Overall, the quality of the fish here is quite high, but not everything is of equal freshness on any given day. The mackerel may be dry; the yellowtail, a bit dull. R23 doesn’t rank up there with Matsuhisa or Sushi Nozawa--at least not yet.
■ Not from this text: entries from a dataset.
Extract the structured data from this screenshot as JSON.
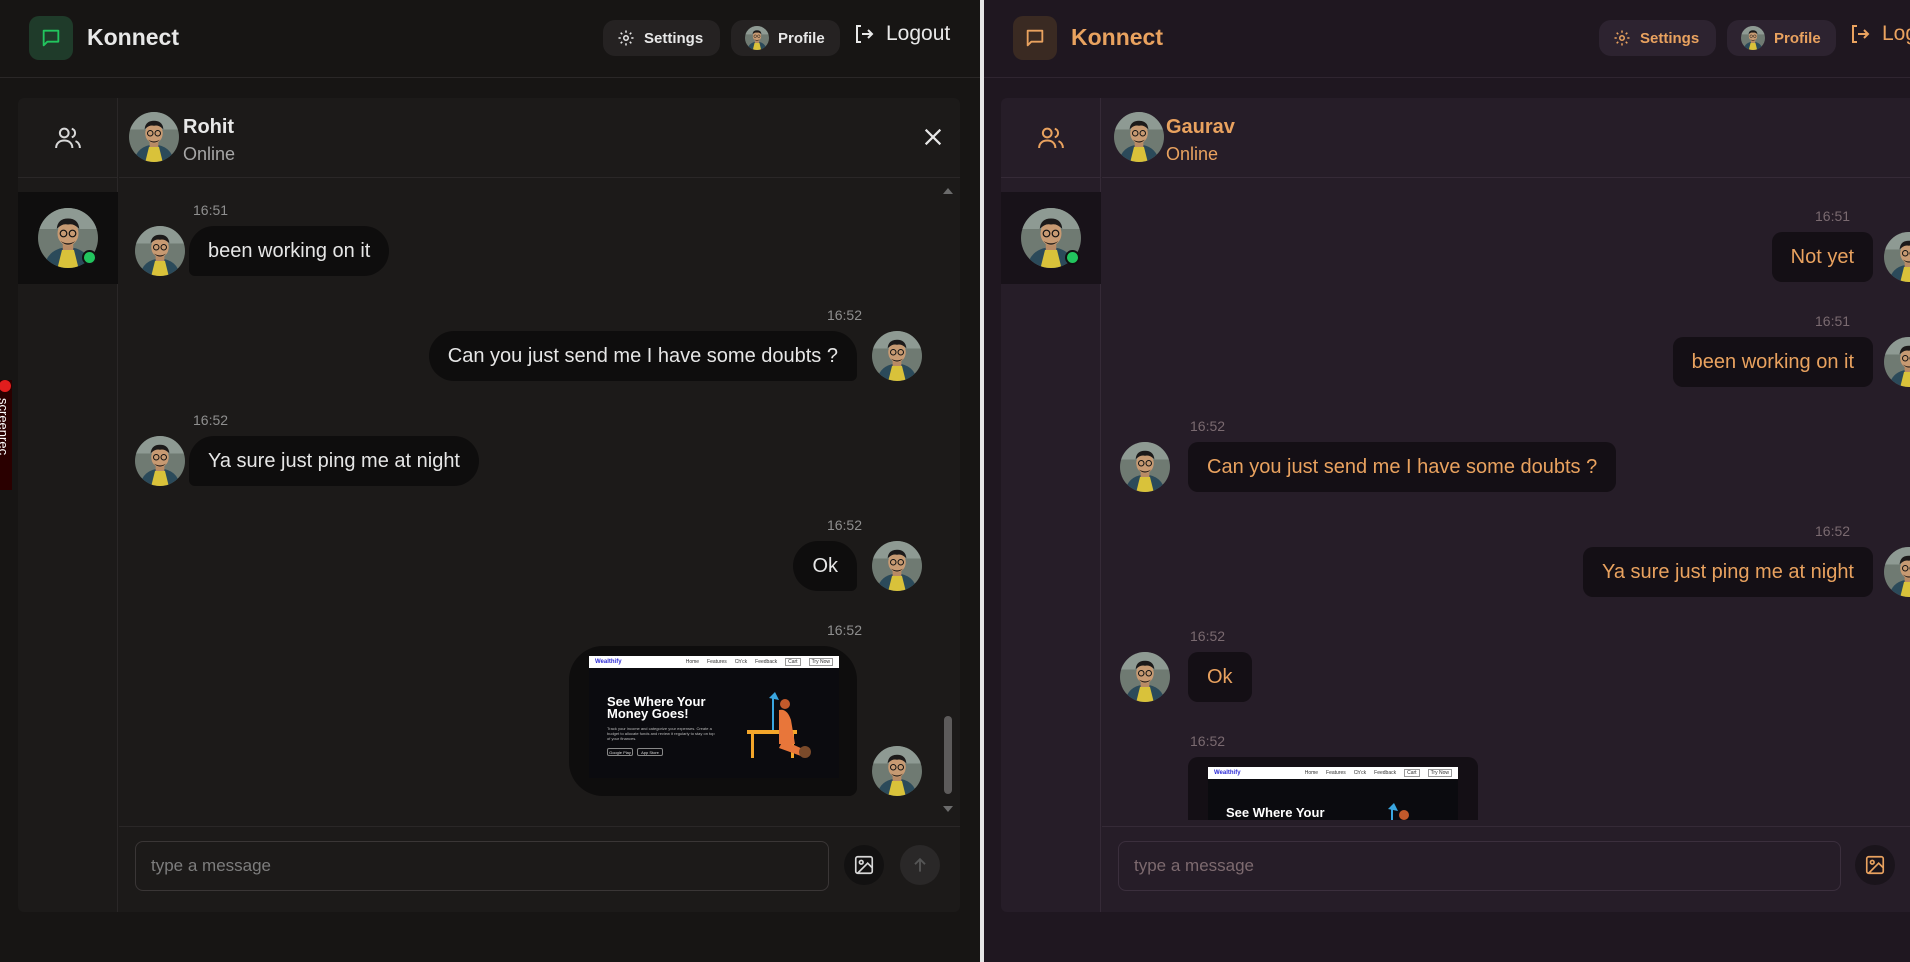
{
  "app": {
    "brand": "Konnect",
    "settings_label": "Settings",
    "profile_label": "Profile",
    "logout_label": "Logout",
    "input_placeholder": "type a message",
    "screenrec_label": "screenrec"
  },
  "colors": {
    "left_bg": "#171514",
    "right_bg": "#1f1720",
    "online": "#22c55e",
    "accent_right": "#e9a25f"
  },
  "left": {
    "contact": {
      "name": "Rohit",
      "status": "Online"
    },
    "messages": [
      {
        "time": "16:51",
        "text": "been working on it",
        "side": "received"
      },
      {
        "time": "16:52",
        "text": "Can you just send me I have some doubts ?",
        "side": "sent"
      },
      {
        "time": "16:52",
        "text": "Ya sure just ping me at night",
        "side": "received"
      },
      {
        "time": "16:52",
        "text": "Ok",
        "side": "sent"
      },
      {
        "time": "16:52",
        "image": true,
        "side": "sent"
      }
    ]
  },
  "right": {
    "contact": {
      "name": "Gaurav",
      "status": "Online"
    },
    "messages": [
      {
        "time": "16:51",
        "text": "Not yet",
        "side": "sent"
      },
      {
        "time": "16:51",
        "text": "been working on it",
        "side": "sent"
      },
      {
        "time": "16:52",
        "text": "Can you just send me I have some doubts ?",
        "side": "received"
      },
      {
        "time": "16:52",
        "text": "Ya sure just ping me at night",
        "side": "sent"
      },
      {
        "time": "16:52",
        "text": "Ok",
        "side": "received"
      },
      {
        "time": "16:52",
        "image": true,
        "side": "received"
      }
    ]
  },
  "shared_image": {
    "site_name": "Wealthify",
    "nav": [
      "Home",
      "Features",
      "Ch'ck",
      "Feedback",
      "Cart",
      "Try Now"
    ],
    "headline": "See Where Your Money Goes!",
    "subtext": "Track your income and categorize your expenses. Create a budget to allocate funds and review it regularly to stay on top of your finances.",
    "store_1": "Google Play",
    "store_2": "App Store"
  }
}
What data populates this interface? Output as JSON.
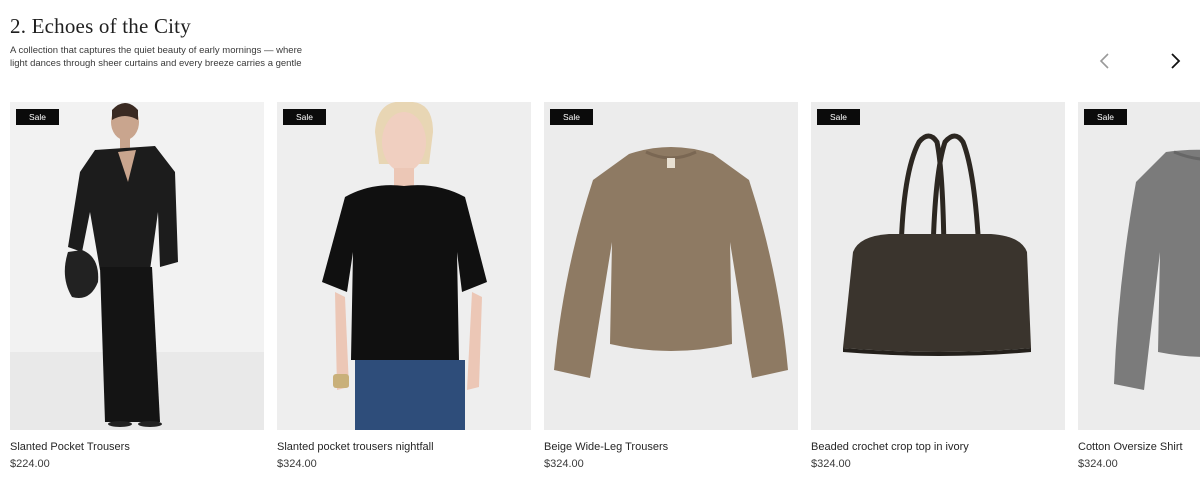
{
  "section": {
    "title": "2. Echoes of the City",
    "description": "A collection that captures the quiet beauty of early mornings — where light dances through sheer curtains and every breeze carries a gentle"
  },
  "navigation": {
    "prev_icon": "chevron-left-icon",
    "next_icon": "chevron-right-icon"
  },
  "products": [
    {
      "badge": "Sale",
      "name": "Slanted Pocket Trousers",
      "price": "$224.00"
    },
    {
      "badge": "Sale",
      "name": "Slanted pocket trousers nightfall",
      "price": "$324.00"
    },
    {
      "badge": "Sale",
      "name": "Beige Wide-Leg Trousers",
      "price": "$324.00"
    },
    {
      "badge": "Sale",
      "name": "Beaded crochet crop top in ivory",
      "price": "$324.00"
    },
    {
      "badge": "Sale",
      "name": "Cotton Oversize Shirt",
      "price": "$324.00"
    }
  ]
}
I’ve come to appreciate the cooked dishes, too. And I like how they come out of the kitchen one by one. A single Japanese shiitake cap, a hand’s spanwide, is lightly grilled, crunchy on top, creamy at the center and just about the most delicious mushroom I’ve tasted (right up there with grilled porcini in Tuscany). One night, when the special of a half-dozen sawa crabs no larger than a quarter, all posed on a springy mattress of rice noodles, arrives, we giggle, delighted by its whimsy. The tiny crustaceans are completely satisfying because they are so intensely flavorful. But the truly irresistible dish of the evening, is another special, grilled yellowtail cheek, about the size and shape of a bicycle seat, its skin blistered a crisp brown. We attack it with chopsticks; underneath is the rich, custardy flesh, even better with a squeeze of lemon to cut its richness.

Next to us, a lone diner wrestles with the special lobster tempura, bright red lobster claws and tail fried in an eccentric shaggy coat of pale rice noodles. When we try it, the dish is as awkward to eat as it is startling. Sharp, hard noodles make it difficult to taste the lobster; batter on the vegetable tempura is heavy with oil. And this night, what resembles matzo-ball soup turns out to be a ball of sticky steamed potato with salmon morsels tucked inside. Served in a salty salmon broth, this dish is definitely an acquired taste.


The kitchen excels at simple, artful dishes with clearly focused flavors. Beef sashimi, seared but rare in the middle, is delicious dipped in a dark, potent ponzu, doused with grated radish and slivered scallion. It’s better than all the lackluster versions of carpaccio served around town. There’s also a good chawan mushi, a delicate savory custard studded with mushrooms, shrimp and fish cake, as well as a fine plate of grilled green chiles and duck breast in a fiery teriyaki sauce.

Come dessert time, pass on the rather ordinary green-tea ice cream and order the mixed-fruit plate. You will see the waiter approach, bearing a tall, black-glazed ceramic slab. On it is a striking still life of papaya, kiwi, Asian pear and pale green melon--a refreshing end to this kind of meal.

As we sip our tea, the sweet, soaring sound of Stan Getz’s tenor saxophone fills the room. The sushi chefs work on, heads down, turning now and then toward the laughter at the counter. From a window, downtown’s skyscrapers loom like some lost city. And we’re glad we ventured out to this sleekly sophisticated Japanese restaurant.



CUISINE: Japanese. AMBIENCE: Stark, elegant room with brick walls, high ceiling and cardboard chairs, plus sushi bar. BEST DISHES: Sushi and sashimi, Japanese shiitake mushroom cap, beef sashimi, broiled yellowtail cheek. WINE PICKS: The top-of-the-line sake. FACTS: 923 E. 3rd St., #109, Los Angeles; (213) 687-7178. Closed Sundays and Saturday lunch. Dinner for two, food only, $35 to $75. Parking in front or on the street.